Aktiv Executive Director Miodrag Milicevic said the only way to reach the level of true reconciliation is to show the readiness to face the past and find the way to open a path towards dialogue, that could lead further to the better society.

Founder and Director of Art Polis Zana Hoxha said this coalition came out naturally, as a synergy of the three organizations that worked for many years not only to achieve inter-ethnic trust but also on building the peace and creating opportunities for cooperation between different communities.

Representatives of embassies, local and international institutions, civil society and the media participated in an event.



Forum Future 2019 – Reconciliation process and transitional justice, perception, problems and perspective

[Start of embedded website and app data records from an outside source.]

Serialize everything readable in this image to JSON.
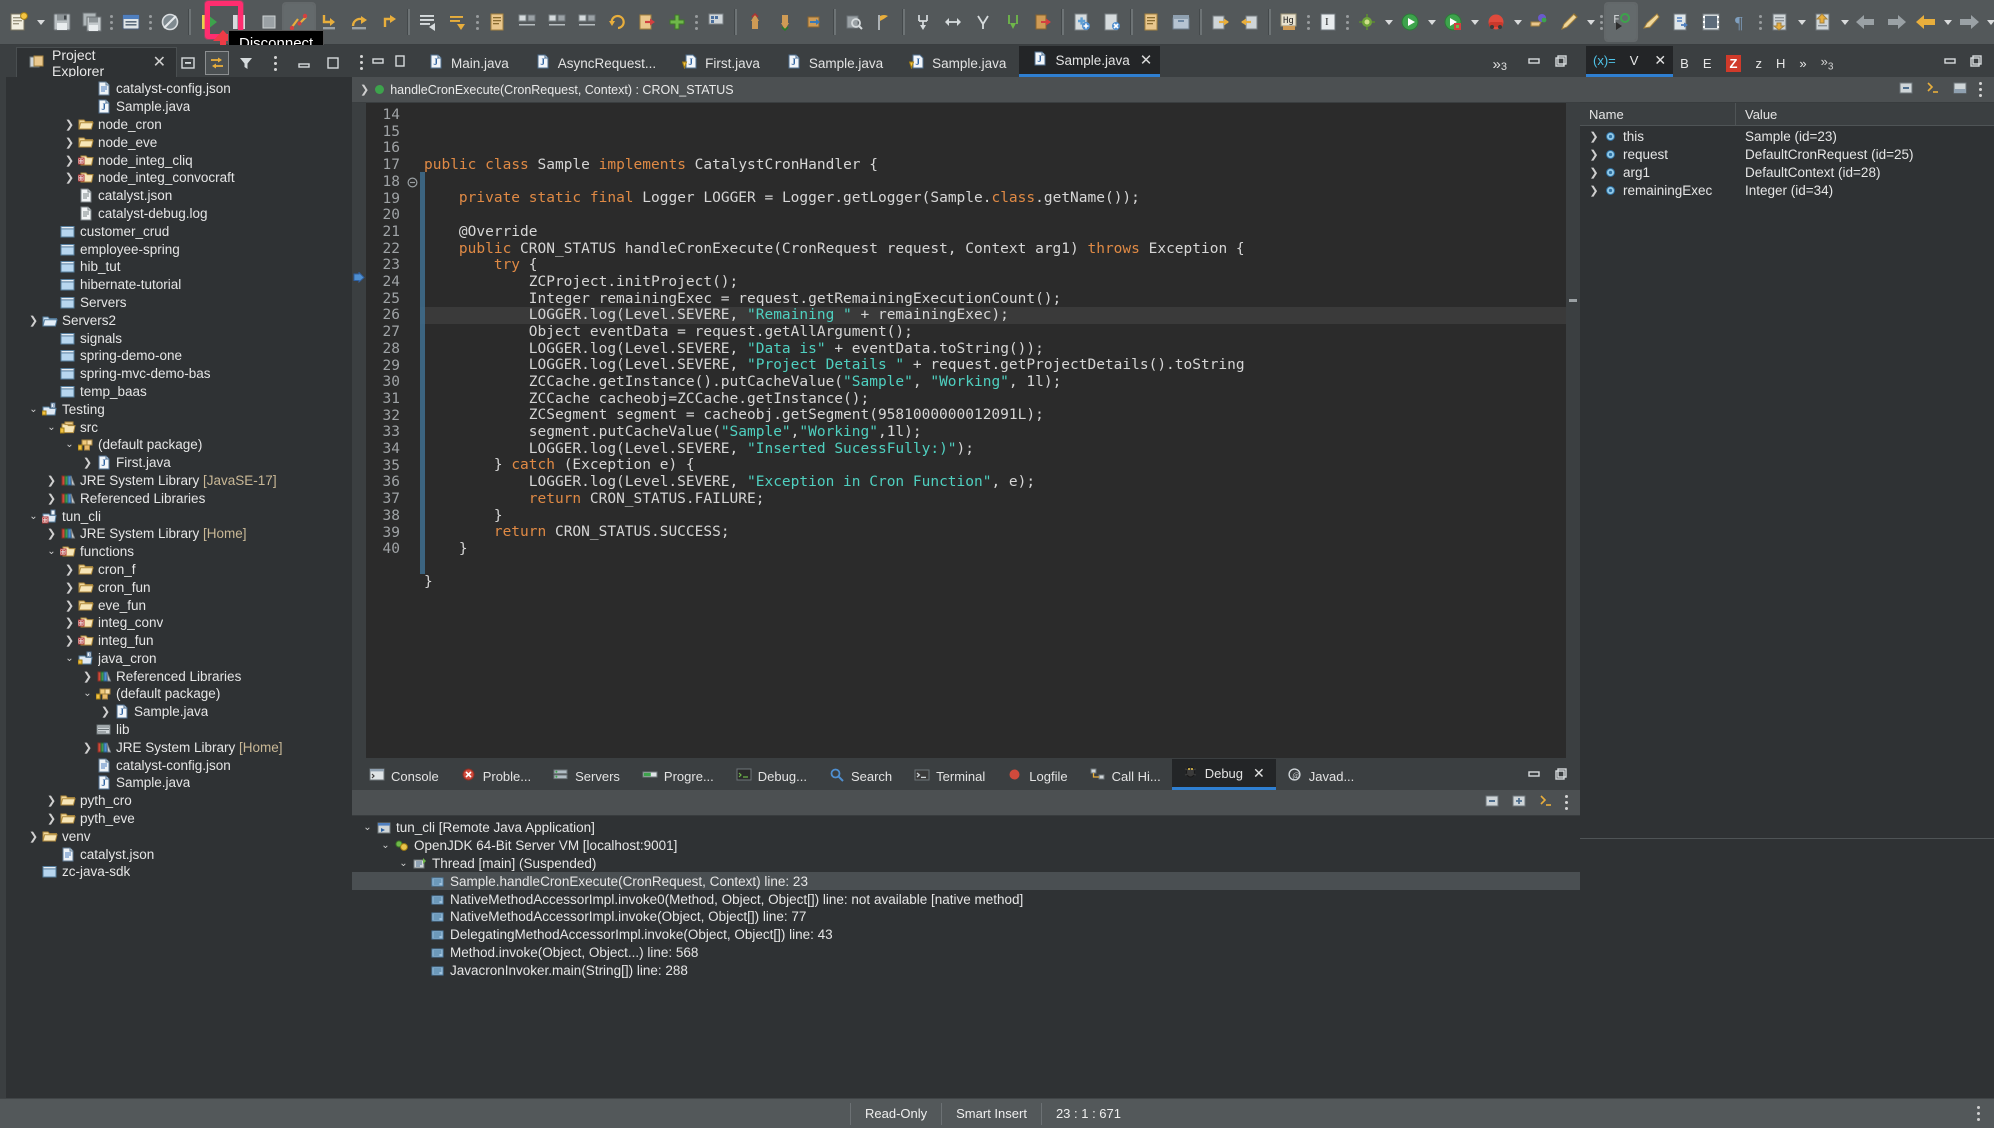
{
  "annotation": {
    "label": "Disconnect",
    "highlight_color": "#ff2d6f"
  },
  "toolbar": {
    "icons": [
      "new-wizard-icon",
      "save-icon",
      "save-all-icon",
      "toggle-mark-occurrences-icon",
      "skip-all-breakpoints-icon",
      "resume-icon",
      "suspend-icon",
      "terminate-icon",
      "disconnect-icon",
      "step-into-icon",
      "step-over-icon",
      "step-return-icon",
      "drop-to-frame-icon",
      "use-step-filters-icon",
      "copy-icon",
      "indent-icon",
      "outdent-icon",
      "shift-icon",
      "undo-icon",
      "redo-icon",
      "add-icon",
      "show-whitespace-icon",
      "open-type-icon",
      "open-task-icon",
      "search-icon",
      "link-icon",
      "next-annotation-icon",
      "previous-annotation-icon",
      "last-edit-icon",
      "back-icon",
      "forward-icon",
      "run-icon",
      "debug-icon",
      "coverage-icon",
      "external-tools-icon",
      "new-java-project-icon",
      "new-class-icon",
      "run-last-icon",
      "profile-icon",
      "terminal-icon",
      "pilcrow-icon",
      "export-icon",
      "import-icon",
      "new-window-icon"
    ]
  },
  "project_explorer": {
    "tab_label": "Project Explorer",
    "close_icon": "close-icon",
    "tools": [
      "collapse-all-icon",
      "link-with-editor-icon",
      "filter-icon",
      "view-menu-icon"
    ],
    "min_icon": "minimize-icon",
    "max_icon": "maximize-icon",
    "tree": [
      {
        "indent": 4,
        "twisty": "",
        "icon": "json-file-icon",
        "label": "catalyst-config.json"
      },
      {
        "indent": 4,
        "twisty": "",
        "icon": "java-file-icon",
        "label": "Sample.java"
      },
      {
        "indent": 3,
        "twisty": ">",
        "icon": "folder-icon",
        "label": "node_cron"
      },
      {
        "indent": 3,
        "twisty": ">",
        "icon": "folder-icon",
        "label": "node_eve"
      },
      {
        "indent": 3,
        "twisty": ">",
        "icon": "folder-red-icon",
        "label": "node_integ_cliq"
      },
      {
        "indent": 3,
        "twisty": ">",
        "icon": "folder-red-icon",
        "label": "node_integ_convocraft"
      },
      {
        "indent": 3,
        "twisty": "",
        "icon": "file-icon",
        "label": "catalyst.json"
      },
      {
        "indent": 3,
        "twisty": "",
        "icon": "file-icon",
        "label": "catalyst-debug.log"
      },
      {
        "indent": 2,
        "twisty": "",
        "icon": "project-closed-icon",
        "label": "customer_crud"
      },
      {
        "indent": 2,
        "twisty": "",
        "icon": "project-closed-icon",
        "label": "employee-spring"
      },
      {
        "indent": 2,
        "twisty": "",
        "icon": "project-closed-icon",
        "label": "hib_tut"
      },
      {
        "indent": 2,
        "twisty": "",
        "icon": "project-closed-icon",
        "label": "hibernate-tutorial"
      },
      {
        "indent": 2,
        "twisty": "",
        "icon": "project-closed-icon",
        "label": "Servers"
      },
      {
        "indent": 1,
        "twisty": ">",
        "icon": "project-open-icon",
        "label": "Servers2"
      },
      {
        "indent": 2,
        "twisty": "",
        "icon": "project-closed-icon",
        "label": "signals"
      },
      {
        "indent": 2,
        "twisty": "",
        "icon": "project-closed-icon",
        "label": "spring-demo-one"
      },
      {
        "indent": 2,
        "twisty": "",
        "icon": "project-closed-icon",
        "label": "spring-mvc-demo-bas"
      },
      {
        "indent": 2,
        "twisty": "",
        "icon": "project-closed-icon",
        "label": "temp_baas"
      },
      {
        "indent": 1,
        "twisty": "v",
        "icon": "java-project-icon",
        "label": "Testing"
      },
      {
        "indent": 2,
        "twisty": "v",
        "icon": "source-folder-icon",
        "label": "src"
      },
      {
        "indent": 3,
        "twisty": "v",
        "icon": "package-icon",
        "label": "(default package)"
      },
      {
        "indent": 4,
        "twisty": ">",
        "icon": "java-file-icon",
        "label": "First.java"
      },
      {
        "indent": 2,
        "twisty": ">",
        "icon": "library-icon",
        "label": "JRE System Library",
        "suffix": "[JavaSE-17]"
      },
      {
        "indent": 2,
        "twisty": ">",
        "icon": "library-icon",
        "label": "Referenced Libraries"
      },
      {
        "indent": 1,
        "twisty": "v",
        "icon": "java-project-red-icon",
        "label": "tun_cli"
      },
      {
        "indent": 2,
        "twisty": ">",
        "icon": "library-icon",
        "label": "JRE System Library",
        "suffix": "[Home]"
      },
      {
        "indent": 2,
        "twisty": "v",
        "icon": "folder-red-icon",
        "label": "functions"
      },
      {
        "indent": 3,
        "twisty": ">",
        "icon": "folder-icon",
        "label": "cron_f"
      },
      {
        "indent": 3,
        "twisty": ">",
        "icon": "folder-icon",
        "label": "cron_fun"
      },
      {
        "indent": 3,
        "twisty": ">",
        "icon": "folder-icon",
        "label": "eve_fun"
      },
      {
        "indent": 3,
        "twisty": ">",
        "icon": "folder-red-icon",
        "label": "integ_conv"
      },
      {
        "indent": 3,
        "twisty": ">",
        "icon": "folder-red-icon",
        "label": "integ_fun"
      },
      {
        "indent": 3,
        "twisty": "v",
        "icon": "java-project-icon",
        "label": "java_cron"
      },
      {
        "indent": 4,
        "twisty": ">",
        "icon": "library-icon",
        "label": "Referenced Libraries"
      },
      {
        "indent": 4,
        "twisty": "v",
        "icon": "package-icon",
        "label": "(default package)"
      },
      {
        "indent": 5,
        "twisty": ">",
        "icon": "java-file-icon",
        "label": "Sample.java"
      },
      {
        "indent": 4,
        "twisty": "",
        "icon": "lib-folder-icon",
        "label": "lib"
      },
      {
        "indent": 4,
        "twisty": ">",
        "icon": "library-icon",
        "label": "JRE System Library",
        "suffix": "[Home]"
      },
      {
        "indent": 4,
        "twisty": "",
        "icon": "json-file-icon",
        "label": "catalyst-config.json"
      },
      {
        "indent": 4,
        "twisty": "",
        "icon": "java-file-icon",
        "label": "Sample.java"
      },
      {
        "indent": 2,
        "twisty": ">",
        "icon": "folder-icon",
        "label": "pyth_cro"
      },
      {
        "indent": 2,
        "twisty": ">",
        "icon": "folder-icon",
        "label": "pyth_eve"
      },
      {
        "indent": 1,
        "twisty": ">",
        "icon": "folder-icon",
        "label": "venv"
      },
      {
        "indent": 2,
        "twisty": "",
        "icon": "json-file-icon",
        "label": "catalyst.json"
      },
      {
        "indent": 1,
        "twisty": "",
        "icon": "project-closed-icon",
        "label": "zc-java-sdk"
      }
    ]
  },
  "editor": {
    "left_tools": [
      "view-menu-icon",
      "minimize-icon",
      "maximize-icon"
    ],
    "tabs": [
      {
        "label": "Main.java",
        "icon": "java-file-icon",
        "active": false,
        "closable": false
      },
      {
        "label": "AsyncRequest...",
        "icon": "java-file-icon",
        "active": false,
        "closable": false
      },
      {
        "label": "First.java",
        "icon": "java-file-warn-icon",
        "active": false,
        "closable": false
      },
      {
        "label": "Sample.java",
        "icon": "java-file-icon",
        "active": false,
        "closable": false
      },
      {
        "label": "Sample.java",
        "icon": "java-file-warn-icon",
        "active": false,
        "closable": false
      },
      {
        "label": "Sample.java",
        "icon": "java-file-icon",
        "active": true,
        "closable": true
      }
    ],
    "overflow_label": "»",
    "overflow_count": "3",
    "window_buttons": [
      "minimize-icon",
      "maximize-icon"
    ],
    "breadcrumb": "handleCronExecute(CronRequest, Context) : CRON_STATUS",
    "first_line_number": 14,
    "current_line": 23,
    "code": [
      {
        "n": 14,
        "fold": "",
        "html": "<span class=\"kw\">public</span> <span class=\"kw\">class</span> Sample <span class=\"kw\">implements</span> CatalystCronHandler {"
      },
      {
        "n": 15,
        "fold": "",
        "html": ""
      },
      {
        "n": 16,
        "fold": "",
        "html": "    <span class=\"kw\">private</span> <span class=\"kw\">static</span> <span class=\"kw\">final</span> Logger LOGGER = Logger.getLogger(Sample.<span class=\"kw\">class</span>.getName());"
      },
      {
        "n": 17,
        "fold": "",
        "html": ""
      },
      {
        "n": 18,
        "fold": "o",
        "html": "    @Override"
      },
      {
        "n": 19,
        "fold": "",
        "html": "    <span class=\"kw\">public</span> CRON_STATUS handleCronExecute(CronRequest request, Context arg1) <span class=\"kw\">throws</span> Exception {"
      },
      {
        "n": 20,
        "fold": "",
        "html": "        <span class=\"kw\">try</span> {"
      },
      {
        "n": 21,
        "fold": "",
        "html": "            ZCProject.initProject();"
      },
      {
        "n": 22,
        "fold": "",
        "html": "            Integer remainingExec = request.getRemainingExecutionCount();"
      },
      {
        "n": 23,
        "fold": "",
        "html": "            LOGGER.log(Level.SEVERE, <span class=\"str\">\"Remaining \"</span> + remainingExec);"
      },
      {
        "n": 24,
        "fold": "",
        "html": "            Object eventData = request.getAllArgument();"
      },
      {
        "n": 25,
        "fold": "",
        "html": "            LOGGER.log(Level.SEVERE, <span class=\"str\">\"Data is\"</span> + eventData.toString());"
      },
      {
        "n": 26,
        "fold": "",
        "html": "            LOGGER.log(Level.SEVERE, <span class=\"str\">\"Project Details \"</span> + request.getProjectDetails().toString"
      },
      {
        "n": 27,
        "fold": "",
        "html": "            ZCCache.getInstance().putCacheValue(<span class=\"str\">\"Sample\"</span>, <span class=\"str\">\"Working\"</span>, 1l);"
      },
      {
        "n": 28,
        "fold": "",
        "html": "            ZCCache cacheobj=ZCCache.getInstance();"
      },
      {
        "n": 29,
        "fold": "",
        "html": "            ZCSegment segment = cacheobj.getSegment(9581000000012091L);"
      },
      {
        "n": 30,
        "fold": "",
        "html": "            segment.putCacheValue(<span class=\"str\">\"Sample\"</span>,<span class=\"str\">\"Working\"</span>,1l);"
      },
      {
        "n": 31,
        "fold": "",
        "html": "            LOGGER.log(Level.SEVERE, <span class=\"str\">\"Inserted SucessFully:)\"</span>);"
      },
      {
        "n": 32,
        "fold": "",
        "html": "        } <span class=\"kw\">catch</span> (Exception e) {"
      },
      {
        "n": 33,
        "fold": "",
        "html": "            LOGGER.log(Level.SEVERE, <span class=\"str\">\"Exception in Cron Function\"</span>, e);"
      },
      {
        "n": 34,
        "fold": "",
        "html": "            <span class=\"kw\">return</span> CRON_STATUS.FAILURE;"
      },
      {
        "n": 35,
        "fold": "",
        "html": "        }"
      },
      {
        "n": 36,
        "fold": "",
        "html": "        <span class=\"kw\">return</span> CRON_STATUS.SUCCESS;"
      },
      {
        "n": 37,
        "fold": "",
        "html": "    }"
      },
      {
        "n": 38,
        "fold": "",
        "html": ""
      },
      {
        "n": 39,
        "fold": "",
        "html": "}"
      },
      {
        "n": 40,
        "fold": "",
        "html": ""
      }
    ]
  },
  "bottom_panel": {
    "tabs": [
      {
        "label": "Console",
        "icon": "console-icon",
        "active": false
      },
      {
        "label": "Proble...",
        "icon": "problems-icon",
        "active": false
      },
      {
        "label": "Servers",
        "icon": "servers-icon",
        "active": false
      },
      {
        "label": "Progre...",
        "icon": "progress-icon",
        "active": false
      },
      {
        "label": "Debug...",
        "icon": "debug-shell-icon",
        "active": false
      },
      {
        "label": "Search",
        "icon": "search-icon",
        "active": false
      },
      {
        "label": "Terminal",
        "icon": "terminal-icon",
        "active": false
      },
      {
        "label": "Logfile",
        "icon": "logfile-icon",
        "active": false
      },
      {
        "label": "Call Hi...",
        "icon": "call-hierarchy-icon",
        "active": false
      },
      {
        "label": "Debug",
        "icon": "debug-icon",
        "active": true,
        "closable": true
      },
      {
        "label": "Javad...",
        "icon": "javadoc-icon",
        "active": false
      }
    ],
    "window_buttons": [
      "minimize-icon",
      "maximize-icon"
    ],
    "toolbar_icons": [
      "collapse-all-icon",
      "expand-all-icon",
      "view-menu-icon"
    ],
    "tree": [
      {
        "indent": 0,
        "twisty": "v",
        "icon": "launch-icon",
        "label": "tun_cli [Remote Java Application]",
        "selected": false
      },
      {
        "indent": 1,
        "twisty": "v",
        "icon": "jvm-icon",
        "label": "OpenJDK 64-Bit Server VM [localhost:9001]",
        "selected": false
      },
      {
        "indent": 2,
        "twisty": "v",
        "icon": "thread-icon",
        "label": "Thread [main] (Suspended)",
        "selected": false
      },
      {
        "indent": 3,
        "twisty": "",
        "icon": "stackframe-icon",
        "label": "Sample.handleCronExecute(CronRequest, Context) line: 23",
        "selected": true
      },
      {
        "indent": 3,
        "twisty": "",
        "icon": "stackframe-icon",
        "label": "NativeMethodAccessorImpl.invoke0(Method, Object, Object[]) line: not available [native method]",
        "selected": false
      },
      {
        "indent": 3,
        "twisty": "",
        "icon": "stackframe-icon",
        "label": "NativeMethodAccessorImpl.invoke(Object, Object[]) line: 77",
        "selected": false
      },
      {
        "indent": 3,
        "twisty": "",
        "icon": "stackframe-icon",
        "label": "DelegatingMethodAccessorImpl.invoke(Object, Object[]) line: 43",
        "selected": false
      },
      {
        "indent": 3,
        "twisty": "",
        "icon": "stackframe-icon",
        "label": "Method.invoke(Object, Object...) line: 568",
        "selected": false
      },
      {
        "indent": 3,
        "twisty": "",
        "icon": "stackframe-icon",
        "label": "JavacronInvoker.main(String[]) line: 288",
        "selected": false
      }
    ]
  },
  "variables_panel": {
    "tabs": [
      {
        "label": "(x)=",
        "icon": "variables-icon",
        "active": true,
        "closable": true,
        "text": "(x)="
      },
      {
        "label": "V",
        "icon": "variables-letter",
        "active": true,
        "text": "V"
      }
    ],
    "tab_icons": [
      {
        "name": "variables-icon",
        "text": "(x)=",
        "color": "#4fc3e8"
      },
      {
        "name": "variables-label",
        "text": "V",
        "color": "#e8e8e8"
      },
      {
        "name": "breakpoints-icon",
        "text": "B",
        "color": "#e8e8e8"
      },
      {
        "name": "expressions-icon",
        "text": "E",
        "color": "#e8e8e8"
      },
      {
        "name": "z-tab-icon",
        "text": "Z",
        "color": "#ffffff"
      },
      {
        "name": "z-tab-label",
        "text": "z",
        "color": "#e8e8e8"
      },
      {
        "name": "hierarchy-icon",
        "text": "H",
        "color": "#e8e8e8"
      },
      {
        "name": "overflow-icon",
        "text": "»",
        "color": "#e8e8e8"
      }
    ],
    "overflow_count": "3",
    "window_buttons": [
      "minimize-icon",
      "maximize-icon"
    ],
    "toolbar_icons": [
      "collapse-all-icon",
      "show-logical-structure-icon",
      "detail-pane-icon",
      "view-menu-icon"
    ],
    "columns": [
      "Name",
      "Value"
    ],
    "rows": [
      {
        "twisty": ">",
        "icon": "object-icon",
        "name": "this",
        "value": "Sample  (id=23)"
      },
      {
        "twisty": ">",
        "icon": "object-icon",
        "name": "request",
        "value": "DefaultCronRequest  (id=25)"
      },
      {
        "twisty": ">",
        "icon": "object-icon",
        "name": "arg1",
        "value": "DefaultContext  (id=28)"
      },
      {
        "twisty": ">",
        "icon": "object-icon",
        "name": "remainingExec",
        "value": "Integer  (id=34)"
      }
    ]
  },
  "status_bar": {
    "read_only": "Read-Only",
    "insert_mode": "Smart Insert",
    "cursor_position": "23 : 1 : 671",
    "menu_icon": "status-menu-icon"
  }
}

11-12. DECEMBER 2019.

The Conforencë FORUM FUTURE 2019

Dealing with the past, the present and future relations between Albanians and Serbs in Kosovo was the subject of the 2-day conference held in Mitrovica north. Other topics such as reconciliation process and transitional justice were broadly discussed between representatives of civil society, opinion makers and students from both communities.


Workshop on effective communication and role of Ethnic Stereotypes in reconciliation

Aktiv – 16 – 19 June, 2019

NGO Aktiv conducted the workshop from 16th of June to 19th of June, 2019 in Igalo, Montenegro with participation of young individuals of Serbian and Albanian ethnicities from different municipalities of Kosovo.

The general aim of training was to promote critical thinking about what are stereotypes, prejudices and behaviors of discrimination, how they are formed by people and how communication without prejudices could affect negativities in relationship between different communities, respectively among Serbians and Albanians.

3. Forum future-Perceptimet

Mutual Perceptions of Serbs and Albanians in Kosovo

Aktiv – 2019

Today, despite the tangible progress achieved in stabilization of ethnic relations and cooperation at political level, Kosovo still remains a divided society with deeply rooted inter-ethnic prejudices. Such a state of affairs is intentionally or inadvertently sustained and fueled by more or less all community actors, while the structural reconciliation and cooperation efforts are limited to the low-scale civil initiatives or narrow professional clusters (e.g businesses). There are many factors that contribute and fuel the lingering ethnic conflicts in Kosovo. They vary in intensity and effects on ethnic relations.

There have been many works and research in examination of the conflict drivers, but very poor efforts have been made in identifying the prejudices and misperceptions burdening ethnic relations in Kosovo, let alone engage in public dialogue aimed at their deconstruction. The study presented in this paper aims exactly at this – to label prevailing ethnic stereotypes and instigate an open dialogue that leads toward their understanding and their rejection in shaping ethnic perceptions.

The research was conducted on 527 subjects from the area of North Mitrovica, Leposavic, Zvecan, Zubin Potok, and the enclaves (Strpce, Gnjilane and Gračanica) on one side (233 total), and Mitrovica and Pristina (a total of 299) on the other.

Here you can download the document and Serbian and Albanian languages: